The great fictional detective Sherlock Holmes was a frequent user of cocaine, and his companion Dr. Watson disclosed that the great man preferred a 7% solution, to ease his mind and let him relax to ponder various complex cases. Perhaps slightly obliquely, the phrase “7% solution” immediately made me think of long term investment strategies. A compounded return of some 7% annually (well 7.2%) will see a sum double every ten years, and somewhat strikingly in a period of 100 years, the capital will have grown by over a thousand fold. Quite a “solution”!
This idea of the enormous power of compounding was nicely illustrated by the great Islamic scholar Ibn Kallikan in 1256 (though its origins are almost certainly far older), when he considered the simple task of putting grains of wheat on a chessboard. The puzzle asks you to put one grain of wheat on the first square and double the amount on each subsequent square thereafter…so two grains on square two, four grains on square four etc…until all sixty four squares of the board are covered. So how many grains of wheat will be on the board overall?
Perhaps somewhat astonishingly, on the entire chessboard there would be no less than 18,446,744,073,709,551,615 grains of wheat, weighing about 1,199,000,000,000 metric tons. This is about 1,538 times the global production of wheat (780.8 million tonnes in 2019).
So, doubling is a hugely powerful force, but away from wheat on chessboards, how realistic is this in long-term investment? Interestingly 7% average returns are not that impossible, over many different time horizons global equity markets have delivered those sort of total returns.
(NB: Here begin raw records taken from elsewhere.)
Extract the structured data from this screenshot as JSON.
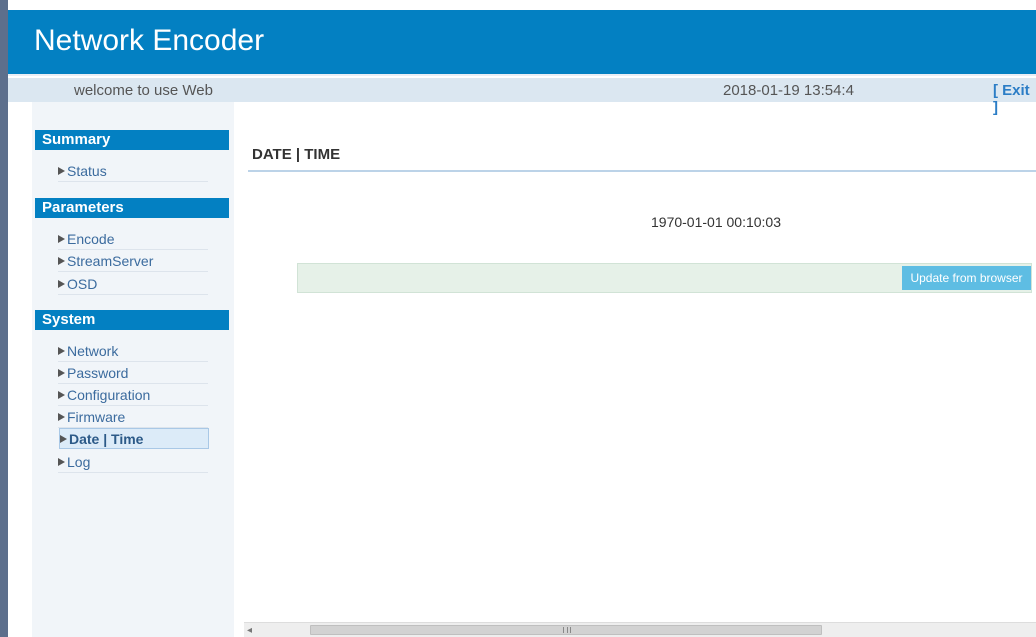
{
  "header": {
    "title": "Network Encoder"
  },
  "subbar": {
    "welcome": "welcome to use Web",
    "datetime": "2018-01-19 13:54:4",
    "exit": "[ Exit ]"
  },
  "sidebar": {
    "summary": {
      "title": "Summary",
      "items": [
        {
          "label": "Status"
        }
      ]
    },
    "parameters": {
      "title": "Parameters",
      "items": [
        {
          "label": "Encode"
        },
        {
          "label": "StreamServer"
        },
        {
          "label": "OSD"
        }
      ]
    },
    "system": {
      "title": "System",
      "items": [
        {
          "label": "Network"
        },
        {
          "label": "Password"
        },
        {
          "label": "Configuration"
        },
        {
          "label": "Firmware"
        },
        {
          "label": "Date | Time"
        },
        {
          "label": "Log"
        }
      ],
      "active": "Date | Time"
    }
  },
  "main": {
    "title": "DATE | TIME",
    "device_time": "1970-01-01 00:10:03",
    "update_button": "Update from browser"
  },
  "icons": {
    "nav_arrow": "triangle-right-icon",
    "scroll_left": "scroll-left-arrow-icon"
  },
  "colors": {
    "accent": "#0380c2",
    "button": "#5ebde3",
    "action_bar": "#e6f1e8"
  }
}
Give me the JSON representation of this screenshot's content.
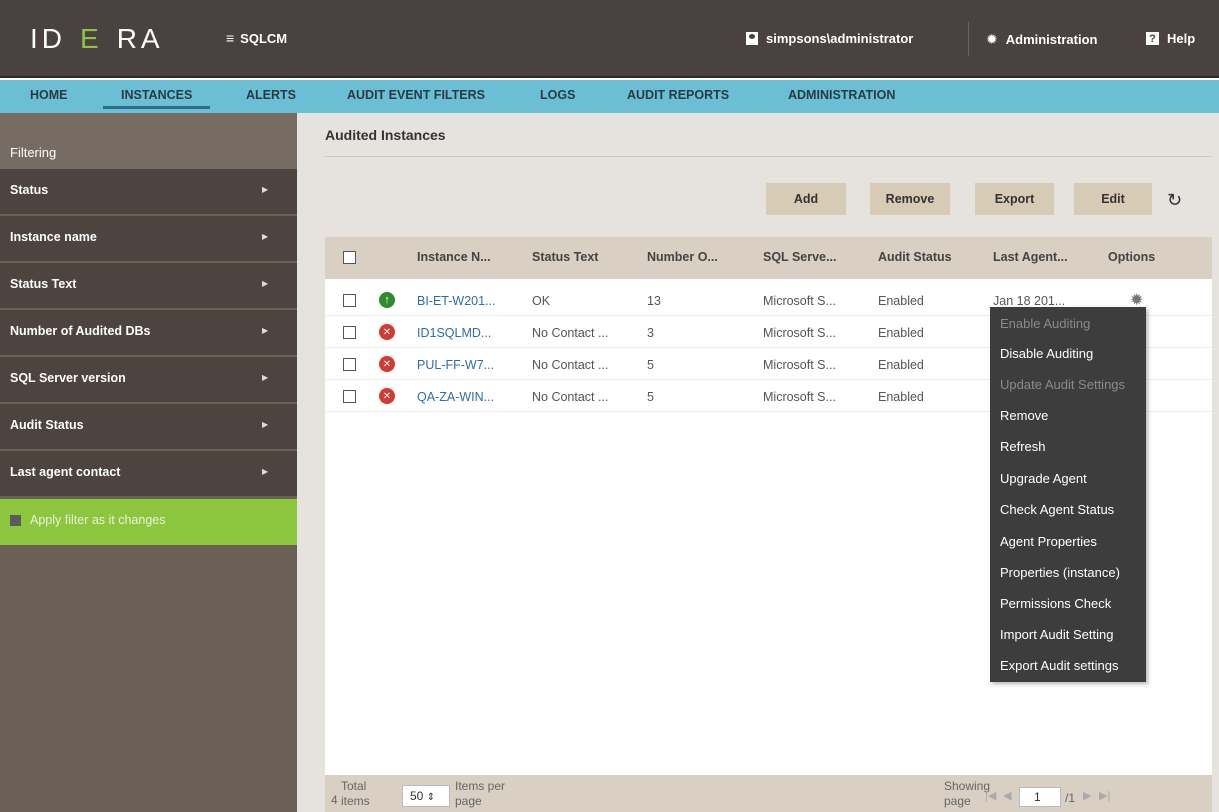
{
  "header": {
    "logo_text_1": "ID",
    "logo_text_2": "E",
    "logo_text_3": "RA",
    "product": "SQLCM",
    "user": "simpsons\\administrator",
    "administration": "Administration",
    "help": "Help"
  },
  "nav": {
    "tabs": [
      "HOME",
      "INSTANCES",
      "ALERTS",
      "AUDIT EVENT FILTERS",
      "LOGS",
      "AUDIT REPORTS",
      "ADMINISTRATION"
    ],
    "active": "INSTANCES"
  },
  "sidebar": {
    "title": "Filtering",
    "filters": [
      "Status",
      "Instance name",
      "Status Text",
      "Number of Audited DBs",
      "SQL Server version",
      "Audit Status",
      "Last agent contact"
    ],
    "apply_label": "Apply filter as it changes"
  },
  "main": {
    "title": "Audited Instances",
    "buttons": {
      "add": "Add",
      "remove": "Remove",
      "export": "Export",
      "edit": "Edit"
    },
    "columns": [
      "Instance N...",
      "Status Text",
      "Number O...",
      "SQL Serve...",
      "Audit Status",
      "Last Agent...",
      "Options"
    ],
    "rows": [
      {
        "status": "ok",
        "instance": "BI-ET-W201...",
        "status_text": "OK",
        "number": "13",
        "sql_server": "Microsoft S...",
        "audit_status": "Enabled",
        "last_agent": "Jan 18 201..."
      },
      {
        "status": "error",
        "instance": "ID1SQLMD...",
        "status_text": "No Contact ...",
        "number": "3",
        "sql_server": "Microsoft S...",
        "audit_status": "Enabled",
        "last_agent": ""
      },
      {
        "status": "error",
        "instance": "PUL-FF-W7...",
        "status_text": "No Contact ...",
        "number": "5",
        "sql_server": "Microsoft S...",
        "audit_status": "Enabled",
        "last_agent": ""
      },
      {
        "status": "error",
        "instance": "QA-ZA-WIN...",
        "status_text": "No Contact ...",
        "number": "5",
        "sql_server": "Microsoft S...",
        "audit_status": "Enabled",
        "last_agent": ""
      }
    ],
    "footer": {
      "total_count": "4",
      "total_label_1": "Total",
      "total_label_2": "items",
      "per_page_value": "50",
      "per_page_label_1": "Items per",
      "per_page_label_2": "page",
      "showing_1": "Showing",
      "showing_2": "page",
      "page_current": "1",
      "page_total": "/1"
    }
  },
  "context_menu": {
    "items": [
      {
        "label": "Enable Auditing",
        "enabled": false
      },
      {
        "label": "Disable Auditing",
        "enabled": true
      },
      {
        "label": "Update Audit Settings",
        "enabled": false
      },
      {
        "label": "Remove",
        "enabled": true
      },
      {
        "label": "Refresh",
        "enabled": true
      },
      {
        "label": "Upgrade Agent",
        "enabled": true
      },
      {
        "label": "Check Agent Status",
        "enabled": true
      },
      {
        "label": "Agent Properties",
        "enabled": true
      },
      {
        "label": "Properties (instance)",
        "enabled": true
      },
      {
        "label": "Permissions Check",
        "enabled": true
      },
      {
        "label": "Import Audit Setting",
        "enabled": true
      },
      {
        "label": "Export Audit settings",
        "enabled": true
      }
    ]
  },
  "colors": {
    "header_bg": "#4a4240",
    "nav_bg": "#6bbfd4",
    "sidebar_bg": "#4d443f",
    "accent_green": "#8cc63f",
    "link": "#2d6ea8",
    "ok": "#2e8b2e",
    "error": "#d23a32"
  },
  "icons": {
    "menu": "hamburger-icon",
    "user": "user-icon",
    "admin": "gear-icon",
    "help": "help-icon",
    "refresh": "refresh-icon",
    "options": "gear-icon",
    "status_ok": "arrow-up-circle-icon",
    "status_error": "x-circle-icon"
  }
}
Detailed information across various asset classes can be found in the Annual Credit Suisse Global Investment Returns Yearbook (see reference below) and for example US equities in real terms (i.e., after inflation) between 1900 and 2019 returned on average 6.5% p.a., and in the last ten years global equites generated 7.6% p.a. (Though it should be noted returns across a wider portfolio of all stock markets for the last 120 years produces a lesser return of 5.2% p.a.) So our desired 7.2% cannot be guaranteed but investment returns can still be a powerful creator of wealth.
Now on to the snowball – this is a simple way to think of the effect of re-investing any investment income – in time it starts to act like a snowball. This analogy was used in a well-known book on the celebrated investor Warren Buffet, The Snowball: Warren Buffett and the Business of Life by Alice Schroeder.
All of these examples point to two simple investment precepts, invest early (or at least regularly throughout your savings life) and always re-invest any income. In forty years at 6.5% p.a. a £1,000 racks up nicely to around £12,500.
Whilst we may not quite get to Holmes’s 7% solution, we will get wealthier and stay somewhat healthier than the great detective.